Approximately half of the judges indicated that since the new legislation there has been no change in the quality of information attorneys provide to the court. In addition, a third to one-half of the foster parents did not feel that the attorneys had enough information. In general it appeared that GALs were not routinely requesting, school, and health and delinquency records.
Although attorneys reported that they do conduct an investigation more than half of caseworkers felt that they rely on the caseworker for information, and 40% said that they attorney never visit the child in his home.
Inconsistent perceptions were reported from foster parents on whether attorneys advocate appropriate visitation.
Trainings appeared to be inconsistent and unstructured.
Pitchal, E.S., Freundlich, M.D., Kendrick, C. (2009).
Attorneys and judge felts that caseloads were adequate.
Although most stakeholders agreed that GALs are promptly appointed, youth reported that did not meet their GALs for a very long time.
GALs felt that training they received did not provide them with everything they needed to serve as a GAL.
Most GALs reported that they only “sometimes” have direct communication with children’s teachers, and that the GALs knew very little about the grades, school transfers or attendance of most youth. Furthermore, youth did not feel that they met with their GAL frequently or for very long when they did meet.

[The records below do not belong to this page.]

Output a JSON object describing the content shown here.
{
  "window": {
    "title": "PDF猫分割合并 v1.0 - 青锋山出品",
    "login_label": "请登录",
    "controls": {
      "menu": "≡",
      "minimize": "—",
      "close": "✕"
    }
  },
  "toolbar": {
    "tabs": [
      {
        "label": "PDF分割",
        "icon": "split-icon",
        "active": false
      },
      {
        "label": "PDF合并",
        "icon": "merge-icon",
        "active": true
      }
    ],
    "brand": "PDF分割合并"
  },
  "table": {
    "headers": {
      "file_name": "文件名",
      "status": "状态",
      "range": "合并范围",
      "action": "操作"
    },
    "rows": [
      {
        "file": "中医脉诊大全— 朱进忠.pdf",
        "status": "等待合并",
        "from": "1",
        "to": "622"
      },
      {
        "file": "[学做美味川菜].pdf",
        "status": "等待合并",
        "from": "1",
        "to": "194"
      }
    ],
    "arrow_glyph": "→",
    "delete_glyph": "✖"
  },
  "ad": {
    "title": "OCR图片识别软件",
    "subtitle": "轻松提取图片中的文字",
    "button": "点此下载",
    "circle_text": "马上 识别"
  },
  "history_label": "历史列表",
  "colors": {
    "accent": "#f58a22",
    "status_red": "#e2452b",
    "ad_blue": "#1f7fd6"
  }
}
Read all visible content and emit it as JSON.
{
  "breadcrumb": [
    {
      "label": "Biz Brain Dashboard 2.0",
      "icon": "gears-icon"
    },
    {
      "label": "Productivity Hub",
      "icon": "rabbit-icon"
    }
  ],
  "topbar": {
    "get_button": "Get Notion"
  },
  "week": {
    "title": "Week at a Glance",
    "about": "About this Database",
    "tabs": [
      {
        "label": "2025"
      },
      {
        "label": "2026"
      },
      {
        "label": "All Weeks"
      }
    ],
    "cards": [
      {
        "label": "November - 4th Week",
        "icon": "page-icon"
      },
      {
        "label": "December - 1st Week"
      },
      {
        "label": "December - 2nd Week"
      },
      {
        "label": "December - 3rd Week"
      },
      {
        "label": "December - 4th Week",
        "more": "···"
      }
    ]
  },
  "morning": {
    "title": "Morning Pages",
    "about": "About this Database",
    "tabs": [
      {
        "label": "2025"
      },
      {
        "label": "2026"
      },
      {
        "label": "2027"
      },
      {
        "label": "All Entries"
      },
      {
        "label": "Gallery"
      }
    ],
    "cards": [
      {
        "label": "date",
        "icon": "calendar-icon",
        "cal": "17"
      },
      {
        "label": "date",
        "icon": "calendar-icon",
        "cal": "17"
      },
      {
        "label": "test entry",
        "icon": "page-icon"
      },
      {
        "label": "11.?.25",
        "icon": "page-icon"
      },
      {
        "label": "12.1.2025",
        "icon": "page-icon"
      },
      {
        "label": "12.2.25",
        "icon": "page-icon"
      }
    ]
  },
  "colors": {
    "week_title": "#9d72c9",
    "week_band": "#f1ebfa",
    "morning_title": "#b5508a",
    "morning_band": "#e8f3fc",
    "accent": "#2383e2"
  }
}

Stotzel, M. and Fegert, J.M. (2006).
A majority of the children held an appropriate understanding of their guardian’s role and felt satisfied with their guardian. A smaller portion of children felt either mixed feelings or negative feelings toward their guardian.
Zinn, A. E. & Slowriver, J. (2008)
Most youth felt that they did have control over the events and outcomes that occurred in court but felt that having an advocate in court with them helped to alleviate the anxiety of the court process.
Additional Descriptive Data
Several studies, including those identified as quasi-experimental, collected quantitative data on general process components. This included a range of measures pertaining to the child representative’s such as actions or activities in and out of the court room, the time related to certain activities, the number and types of trainings that were attended, the number of caseloads, cost effectiveness, rate of compensation and the time to appointment. This data was often collected to track program implementation or the work of the child representative. In the Judicial Council of California caseload study, attorneys used self-report to track their hours and activities to prove data for developing a proposed caseload number.
In general, studies varied in their methodological approach and selection of outcomes. CASA studies showed positive results in the services provided to children, but findings were more mixed for rate of reunification, number of placements and timeliness. Findings were also mixed for measures of court process timeframes depending on the intervention, where positive findings were noted in the Duquette & Ramsey (for child representatives that had high Advocacy scores), but not in the Zinn & Slowriver study (which examined outcomes from their specialized GAL Project). One emerging theme from the qualitative data is the need for more structure and consistency in terms of child representative activities especially related to their gaining knowledge of the child. Both evaluations that collected youth perceptions in the United States (Zinn and Slowriver and Pitchal et al.), showed that the children either felt that their representative knew them very well or felt that as children, they did not have control over the outcomes, pointing to the potential importance of an effective representative. Due to the limited number of studies and the varying topic of focus it is challenging to generalize findings without additional research.

[1] Applicant R&D sites could propose lawyer/CASA teams with both members providing case activities associated with representation. 
[2] The term “Guardian Ad Litem” was defined differently by sites and studies in terms of using attorneys or lay people, and whether they strictly adhered to a best interests of the child model of representation.